Joined chest with a drawer, which is one of only a dozen or so surviving tulip-and-vine carved chests from Hampshire County, Massachusetts, and inscribed with three initials, "IEN." The chest was probably made to mark the December 19, 1707 wedding of John Nims (1679-1762) and Elizabeth Hull (1688-1754), both of Deerfield. As there is no ‘J’ in the Latin alphabet, “I” was used in place of “J” until nearly the end of the eighteenth century. The chest descended in an unbroken line in the original owner's family to the donor. With its relief-carved decoration embellished with incised tendrils and traces of original black pigment on the carving’s drop-ground surfaces, this chest relates stylistically to other joined chests crafted in the Connecticut River Valley towns of Deerfield, Hatfield and Hadley between 1680 and 1740. The chest also still retains its full height.
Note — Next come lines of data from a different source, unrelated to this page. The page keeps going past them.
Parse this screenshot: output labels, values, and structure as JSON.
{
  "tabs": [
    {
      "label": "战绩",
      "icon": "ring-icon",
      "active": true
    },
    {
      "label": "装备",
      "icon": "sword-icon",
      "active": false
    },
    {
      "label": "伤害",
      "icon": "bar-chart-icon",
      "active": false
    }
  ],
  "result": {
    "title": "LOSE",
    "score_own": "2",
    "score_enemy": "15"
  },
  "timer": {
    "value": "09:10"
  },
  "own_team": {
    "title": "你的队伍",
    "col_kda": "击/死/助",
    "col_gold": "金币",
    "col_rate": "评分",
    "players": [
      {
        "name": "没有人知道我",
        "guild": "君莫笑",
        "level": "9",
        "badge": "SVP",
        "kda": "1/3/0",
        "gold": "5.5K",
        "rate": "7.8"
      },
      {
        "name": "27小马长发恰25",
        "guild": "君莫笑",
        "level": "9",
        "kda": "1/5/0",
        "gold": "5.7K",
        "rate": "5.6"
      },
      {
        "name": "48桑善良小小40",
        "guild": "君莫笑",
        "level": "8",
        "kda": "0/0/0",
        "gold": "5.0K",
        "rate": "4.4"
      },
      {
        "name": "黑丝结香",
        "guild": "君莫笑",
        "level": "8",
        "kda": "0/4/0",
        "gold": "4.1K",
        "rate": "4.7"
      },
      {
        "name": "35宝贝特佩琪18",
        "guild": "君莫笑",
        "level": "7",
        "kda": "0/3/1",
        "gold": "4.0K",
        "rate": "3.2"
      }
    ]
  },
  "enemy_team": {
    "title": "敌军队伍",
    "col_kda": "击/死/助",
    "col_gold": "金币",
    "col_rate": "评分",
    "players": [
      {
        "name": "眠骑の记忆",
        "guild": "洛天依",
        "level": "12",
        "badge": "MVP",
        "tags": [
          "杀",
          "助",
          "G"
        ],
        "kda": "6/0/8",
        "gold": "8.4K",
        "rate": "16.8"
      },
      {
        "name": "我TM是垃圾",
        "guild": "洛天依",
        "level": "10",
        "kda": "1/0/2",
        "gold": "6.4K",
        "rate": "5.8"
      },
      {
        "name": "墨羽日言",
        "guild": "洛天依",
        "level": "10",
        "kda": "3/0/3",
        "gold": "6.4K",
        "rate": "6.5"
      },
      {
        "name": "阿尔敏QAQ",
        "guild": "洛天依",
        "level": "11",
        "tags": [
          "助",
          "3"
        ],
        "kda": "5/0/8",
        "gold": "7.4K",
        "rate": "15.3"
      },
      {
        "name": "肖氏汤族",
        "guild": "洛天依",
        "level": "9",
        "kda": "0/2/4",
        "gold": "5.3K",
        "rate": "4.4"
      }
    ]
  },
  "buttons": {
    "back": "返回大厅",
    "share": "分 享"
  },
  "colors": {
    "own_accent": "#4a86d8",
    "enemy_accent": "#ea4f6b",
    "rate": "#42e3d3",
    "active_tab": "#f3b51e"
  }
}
By tradition, Connecticut River Valley families presented their daughters with gifts of textiles and furniture, including chests with drawers, to celebrate their marriages. Many of the 200+ surviving chests carved with tulip-and-leaf designs include the maiden-name initials of the women for whom they were made. Only a few are carved with three initials referencing both husband and wife under the husband’s surname. The Deerfield joiner who made this chest with drawer incorporated the initials “IEN” to mark the 1707 marriage of John and Elizabeth (Hull) Nims of Deerfield. Chests of this sort with carved tulip-and-leaf designs are sometimes called “Hadley chests,” a term Hartford, Connecticut, collector Henry Wood Erving coined in 1883 when he bought a joined, carved example from a family in Hadley, Massachusetts.